WORK TO COMPLETE
Images in the entries are to be skipped, and everything else is to be written out exactly.

GIVEN RECORDS
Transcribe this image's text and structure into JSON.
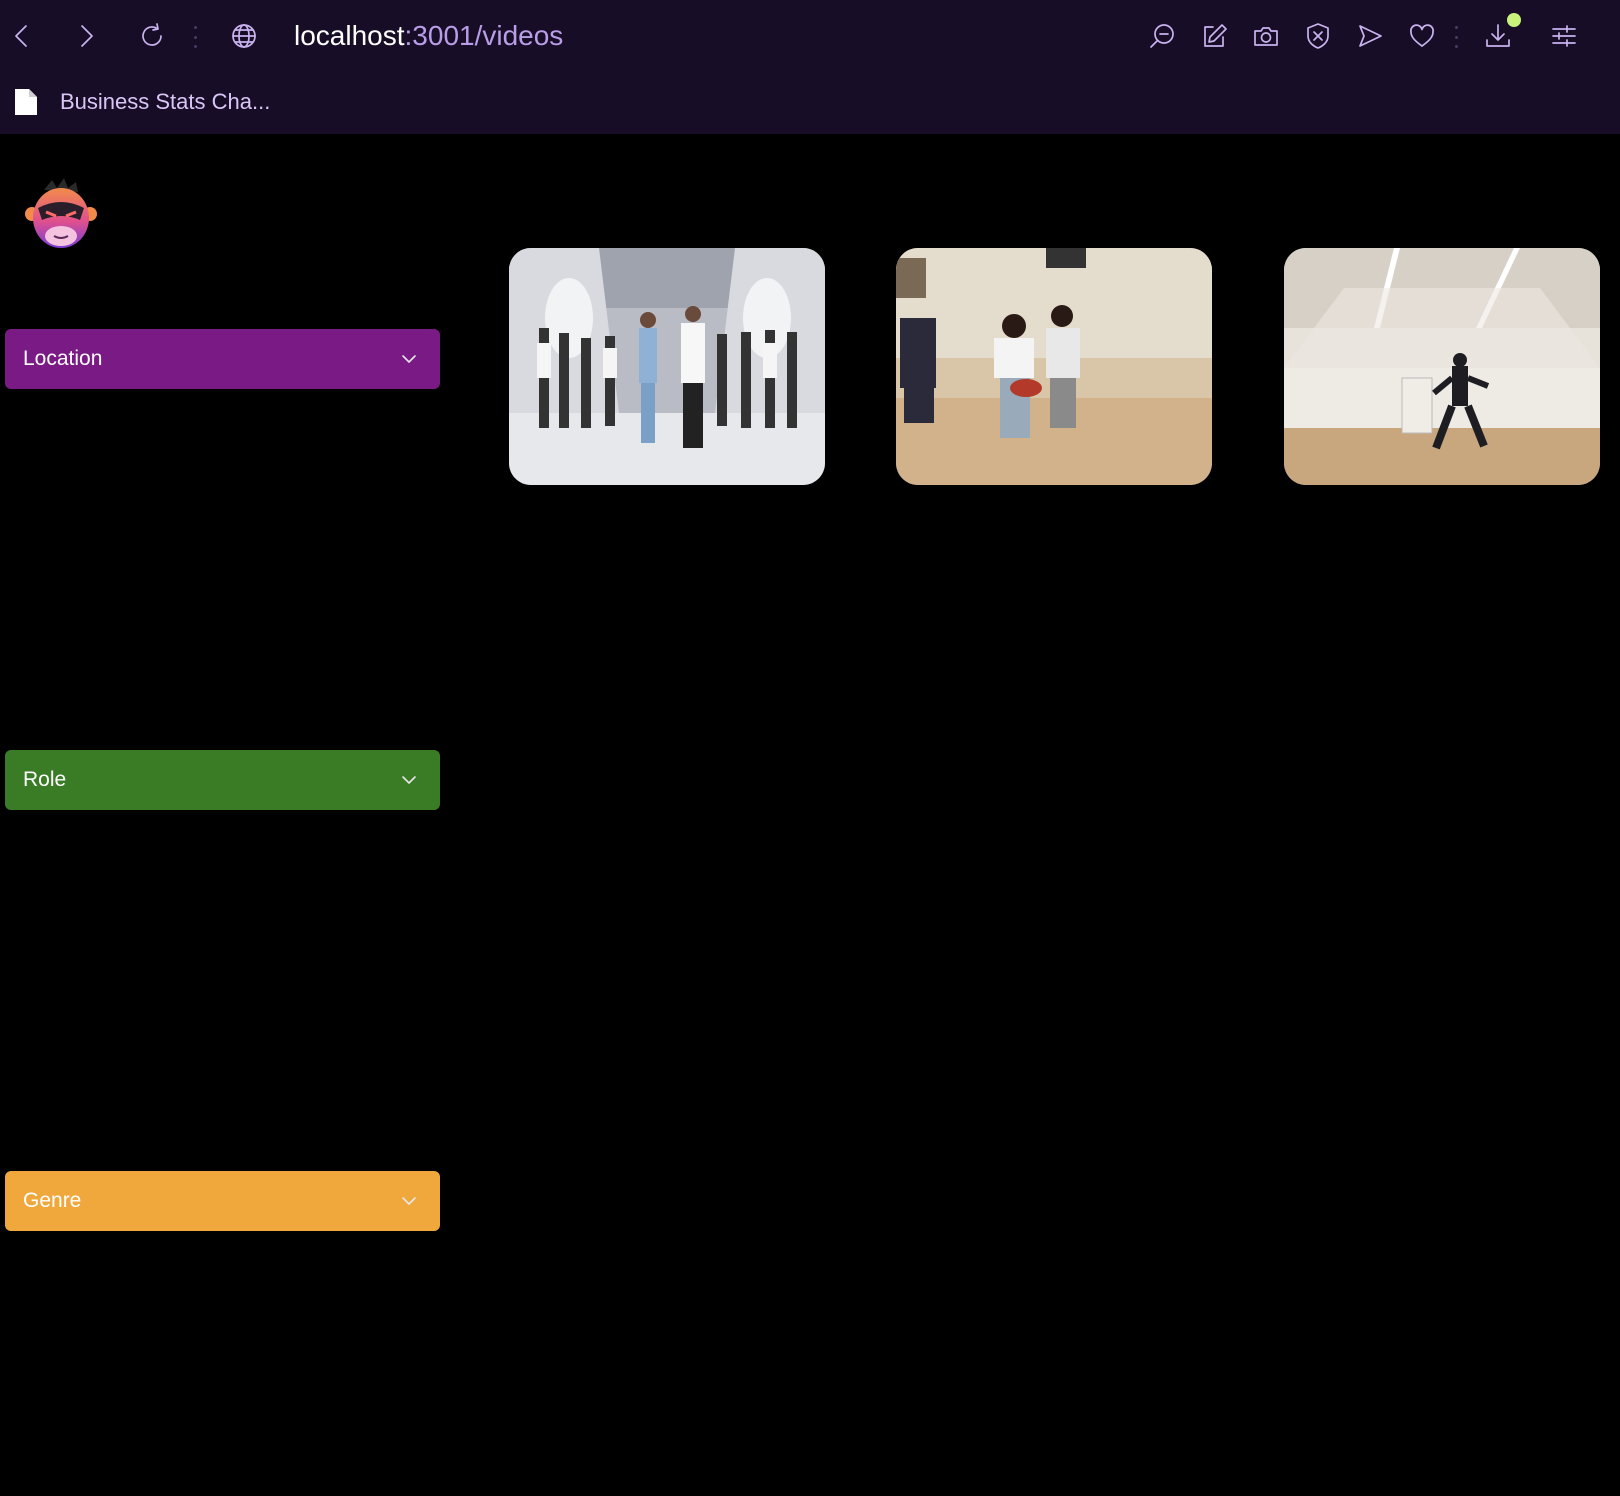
{
  "browser": {
    "url_host": "localhost",
    "url_path": ":3001/videos",
    "bookmark_label": "Business Stats Cha...",
    "icons": [
      "back-icon",
      "forward-icon",
      "reload-icon",
      "globe-icon",
      "zoom-out-icon",
      "edit-icon",
      "camera-icon",
      "shield-icon",
      "send-icon",
      "heart-icon",
      "download-icon",
      "settings-icon"
    ],
    "colors": {
      "toolbar": "#170d26",
      "icon": "#c8b3ef",
      "download_dot": "#c8f27a"
    }
  },
  "sidebar": {
    "logo_icon": "monkey-logo-icon",
    "filters": [
      {
        "label": "Location",
        "color": "#7a1a85"
      },
      {
        "label": "Role",
        "color": "#3a7b25"
      },
      {
        "label": "Genre",
        "color": "#f0a83d"
      }
    ]
  },
  "videos": [
    {
      "thumbnail": "group-dance-studio"
    },
    {
      "thumbnail": "dancers-with-football"
    },
    {
      "thumbnail": "solo-dancer-hall"
    }
  ]
}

RESPONSE TO THE EXERCISE
Transcribe this image's text and structure into JSON.
{
  "browser": {
    "url_host": "localhost",
    "url_path": ":3001/videos",
    "bookmark_label": "Business Stats Cha...",
    "icons": [
      "back-icon",
      "forward-icon",
      "reload-icon",
      "globe-icon",
      "zoom-out-icon",
      "edit-icon",
      "camera-icon",
      "shield-icon",
      "send-icon",
      "heart-icon",
      "download-icon",
      "settings-icon"
    ],
    "colors": {
      "toolbar": "#170d26",
      "icon": "#c8b3ef",
      "download_dot": "#c8f27a"
    }
  },
  "sidebar": {
    "logo_icon": "monkey-logo-icon",
    "filters": [
      {
        "label": "Location",
        "color": "#7a1a85"
      },
      {
        "label": "Role",
        "color": "#3a7b25"
      },
      {
        "label": "Genre",
        "color": "#f0a83d"
      }
    ]
  },
  "videos": [
    {
      "thumbnail": "group-dance-studio"
    },
    {
      "thumbnail": "dancers-with-football"
    },
    {
      "thumbnail": "solo-dancer-hall"
    }
  ]
}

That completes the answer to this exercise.